In Matthew 18:16, Jesus said, “But if he does not listen, take one or two others along with you, that every charge may be established by the evidence of two or three witnesses.” According to this passage, multiple witnesses are brought into the conflict resolution process when the one on one confrontation proves unsuccessful.

Multiple witnesses were a judicial requirement in the Mosaic Law (Deuteronomy 19:15). The purpose of involving multiple witnesses was not to “gang up” on the sinner but to provide protection for both parties. They protected the accused from false accusations since their involvement was intended to provide corroborating evidence so that the “charge may be established.” They also protected the confronter from accusations of lying. The witnesses are individuals who can confirm what is said by the confronter and, therefore, prevent a “he said, she said” battle from ensuing.

In addition to the protection benefits mentioned above, the involvement of multiple witnesses may reveal the seriousness of the sin to the accused, provide a mediator between the two parties in the event the sin falls into the “against you” category, and establish a support system for the confronted to assist with his or her spiritual recovery.

Step 3: Involve the congregation if repentance and/or reconciliation still has not occurred.

In Matthew 18:18, Jesus said, “If he refuses to listen to them, tell it to the church. And if he refuses to listen even to the church, let him be to you as a Gentile and a tax collector.” According to this passage, the involvement of the church is the last resort in the conflict resolution process.

The church is primarily involved to bring about repentance. In other words, the goal of “tell[ing] it to the church” is not to move forward with “disfellowship” but to motivate the erring brother or sister toward repentance through the admonition of many. Disciplinary action is only taken after the offender “refuses to listen even to the church” (18:17). The ultimate goal of all three steps is not to discipline but to “gain” or “win” your brother or sister (18:15).
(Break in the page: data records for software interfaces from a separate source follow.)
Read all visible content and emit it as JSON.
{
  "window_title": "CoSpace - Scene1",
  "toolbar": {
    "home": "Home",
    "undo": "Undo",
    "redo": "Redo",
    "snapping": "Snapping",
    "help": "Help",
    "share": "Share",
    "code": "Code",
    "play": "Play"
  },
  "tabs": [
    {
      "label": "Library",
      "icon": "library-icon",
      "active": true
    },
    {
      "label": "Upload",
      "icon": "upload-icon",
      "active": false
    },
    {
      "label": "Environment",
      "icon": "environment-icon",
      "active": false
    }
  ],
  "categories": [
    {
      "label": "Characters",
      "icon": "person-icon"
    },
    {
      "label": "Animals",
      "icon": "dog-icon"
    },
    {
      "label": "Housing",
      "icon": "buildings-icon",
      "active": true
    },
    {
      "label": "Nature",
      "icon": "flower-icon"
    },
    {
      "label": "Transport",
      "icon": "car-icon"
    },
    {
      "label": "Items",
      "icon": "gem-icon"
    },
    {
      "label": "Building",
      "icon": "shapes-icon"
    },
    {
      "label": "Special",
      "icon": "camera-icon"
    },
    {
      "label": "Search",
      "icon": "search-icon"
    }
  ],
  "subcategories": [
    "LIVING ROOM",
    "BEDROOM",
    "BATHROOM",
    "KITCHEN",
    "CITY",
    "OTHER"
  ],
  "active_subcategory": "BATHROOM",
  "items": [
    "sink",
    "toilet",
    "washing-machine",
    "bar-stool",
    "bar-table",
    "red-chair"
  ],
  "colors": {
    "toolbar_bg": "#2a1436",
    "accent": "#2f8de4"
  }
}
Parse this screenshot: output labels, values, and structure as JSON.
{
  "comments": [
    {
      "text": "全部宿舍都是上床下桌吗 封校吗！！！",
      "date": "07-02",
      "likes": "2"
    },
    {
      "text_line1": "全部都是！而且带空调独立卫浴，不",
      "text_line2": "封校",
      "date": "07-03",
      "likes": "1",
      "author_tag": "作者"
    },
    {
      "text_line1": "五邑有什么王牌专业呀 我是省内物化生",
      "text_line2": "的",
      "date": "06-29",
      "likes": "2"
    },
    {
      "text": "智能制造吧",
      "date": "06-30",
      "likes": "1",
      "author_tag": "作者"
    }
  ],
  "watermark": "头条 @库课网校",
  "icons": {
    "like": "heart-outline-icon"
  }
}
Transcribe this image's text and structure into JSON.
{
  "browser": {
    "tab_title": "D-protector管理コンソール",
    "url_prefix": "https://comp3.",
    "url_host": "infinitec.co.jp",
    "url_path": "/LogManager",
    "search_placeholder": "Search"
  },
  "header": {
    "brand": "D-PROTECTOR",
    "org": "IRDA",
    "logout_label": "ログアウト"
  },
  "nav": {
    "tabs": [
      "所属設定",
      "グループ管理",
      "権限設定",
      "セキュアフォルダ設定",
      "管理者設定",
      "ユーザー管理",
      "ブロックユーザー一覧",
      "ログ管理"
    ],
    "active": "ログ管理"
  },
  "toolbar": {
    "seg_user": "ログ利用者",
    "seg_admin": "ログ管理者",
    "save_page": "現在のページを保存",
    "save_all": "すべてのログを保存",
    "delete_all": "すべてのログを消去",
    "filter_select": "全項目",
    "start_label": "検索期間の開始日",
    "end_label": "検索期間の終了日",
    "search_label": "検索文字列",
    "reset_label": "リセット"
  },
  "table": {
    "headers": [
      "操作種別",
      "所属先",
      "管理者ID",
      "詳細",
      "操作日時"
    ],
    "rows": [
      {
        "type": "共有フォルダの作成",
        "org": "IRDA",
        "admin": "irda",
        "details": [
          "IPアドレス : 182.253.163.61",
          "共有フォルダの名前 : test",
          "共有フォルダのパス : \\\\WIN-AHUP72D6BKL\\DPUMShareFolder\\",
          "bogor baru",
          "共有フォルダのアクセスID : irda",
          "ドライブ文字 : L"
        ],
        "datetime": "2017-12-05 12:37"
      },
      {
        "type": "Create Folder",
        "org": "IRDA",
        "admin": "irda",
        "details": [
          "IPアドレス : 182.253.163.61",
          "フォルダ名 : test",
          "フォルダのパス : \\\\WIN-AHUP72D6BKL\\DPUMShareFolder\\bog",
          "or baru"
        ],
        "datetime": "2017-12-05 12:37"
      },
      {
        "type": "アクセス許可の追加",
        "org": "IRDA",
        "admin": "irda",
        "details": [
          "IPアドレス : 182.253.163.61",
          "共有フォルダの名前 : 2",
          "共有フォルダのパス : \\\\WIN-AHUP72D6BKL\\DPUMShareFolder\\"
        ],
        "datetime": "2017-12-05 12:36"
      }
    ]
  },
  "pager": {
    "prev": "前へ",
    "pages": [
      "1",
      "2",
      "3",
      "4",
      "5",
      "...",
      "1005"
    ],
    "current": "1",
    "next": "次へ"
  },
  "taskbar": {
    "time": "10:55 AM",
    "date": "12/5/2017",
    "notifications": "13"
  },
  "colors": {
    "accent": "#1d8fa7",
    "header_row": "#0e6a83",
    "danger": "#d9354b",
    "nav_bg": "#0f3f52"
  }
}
It is worth noting that Jesus instructed the church to “let him be to you as a Gentile and a tax collector” (18:17) when discipline was necessary. While Jews avoided such people, Jesus befriended them (Matthew 11:19); so, how are we to understand this instruction? There seems to be a combination of avoidance and compassion in Jesus’ words that may best be understood in light of Paul’s instructions in 2 Thessalonians 3:14-15. He instructed his readers to “not keep company with” those who are lazy, but he simultaneously instructed them to “not count him as an enemy but admonish him as a brother.” Thus, it seems that the church is expected to create some distance from the individual who refuses to repent, but it is not expected to give up on restoring him or her.

Why did God choose this particular process for conflict resolution?

I believe God choose this particular process because it involves as few people as possible, which can result in quicker and easier resolutions. I also believe God chose this particular process because it involves as many people as is necessary, which can promote accountability and sound judgment. Finally, I believe God chose this particular process because it protects both parties, which can result in an environment of safety and respect.

Thanks be to God because He has given us a strategy for making peace and dealing with conflict! May we trust in His omniscient plan by utilizing it instead of our manmade strategies.